Top: The gene is turned off. There is no lactose to inhibit the repressor, so the repressor binds to the operator. This stops the RNA polymerase from binding to the promoter and making lactase.
Bottom: The gene is turned on. Lactose inhibits the repressor. This allows the RNA polymerase to bind with the promoter, and express the genes. The genes now synthesize lactase. Eventually, the lactase will digest all of the lactose, until there is none to bind to the repressor. The repressor will then bind to the operator, stopping the manufacture of lactase.

In genetics, a promoter is a region of DNA that starts transcription of a particular gene.

Promoters are near the genes they transcribe, on the same strand of DNA and upstream.

Promoters can be about 100–1000 base pairs long.[1]

Overview[change | change source]

For the transcription to take place, the enzyme that makes RNA, known as RNA polymerase, must attach to the DNA near a gene.

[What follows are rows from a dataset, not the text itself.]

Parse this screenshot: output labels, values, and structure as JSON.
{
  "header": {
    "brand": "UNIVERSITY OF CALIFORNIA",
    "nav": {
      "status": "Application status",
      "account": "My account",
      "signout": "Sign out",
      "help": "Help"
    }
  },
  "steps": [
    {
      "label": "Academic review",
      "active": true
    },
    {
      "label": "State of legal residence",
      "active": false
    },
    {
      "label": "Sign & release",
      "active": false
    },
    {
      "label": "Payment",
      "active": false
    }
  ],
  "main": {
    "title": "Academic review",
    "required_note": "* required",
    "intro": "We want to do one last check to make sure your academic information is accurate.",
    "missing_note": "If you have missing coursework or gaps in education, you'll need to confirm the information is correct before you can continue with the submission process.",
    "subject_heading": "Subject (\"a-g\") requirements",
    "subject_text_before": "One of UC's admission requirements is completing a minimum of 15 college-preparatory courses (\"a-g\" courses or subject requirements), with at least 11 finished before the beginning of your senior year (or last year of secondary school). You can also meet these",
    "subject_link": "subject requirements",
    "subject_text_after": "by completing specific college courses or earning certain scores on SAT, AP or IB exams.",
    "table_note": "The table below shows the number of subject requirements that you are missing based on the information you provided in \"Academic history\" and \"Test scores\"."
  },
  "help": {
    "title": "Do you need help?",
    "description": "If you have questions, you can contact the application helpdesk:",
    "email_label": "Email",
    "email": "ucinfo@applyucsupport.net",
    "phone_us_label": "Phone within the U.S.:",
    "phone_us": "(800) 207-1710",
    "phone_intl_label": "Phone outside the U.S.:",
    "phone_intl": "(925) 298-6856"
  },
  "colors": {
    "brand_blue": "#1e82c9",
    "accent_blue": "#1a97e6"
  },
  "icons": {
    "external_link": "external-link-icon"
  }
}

Promoters contain specific DNA sequences which give the RNA polymerase a binding site. There are also a number of proteins which help this process along, or which stop it happening. The whole thing is called the regulation of gene expression.

In bacteria
The promoter is recognized by RNA polymerase and an associated protein.
In eukaryotes
The process is more complicated, and at least seven different factors are necessary for the binding of an RNA polymerase II to the promoter.

Promoters are critical elements which work in concert with other regulatory regions. Together they adjust the level of transcription of a gene. So, genes get switched on when they are needed, and switched off when they are not. When they are on, they get adjusted up or down as needed.

References[change | change source]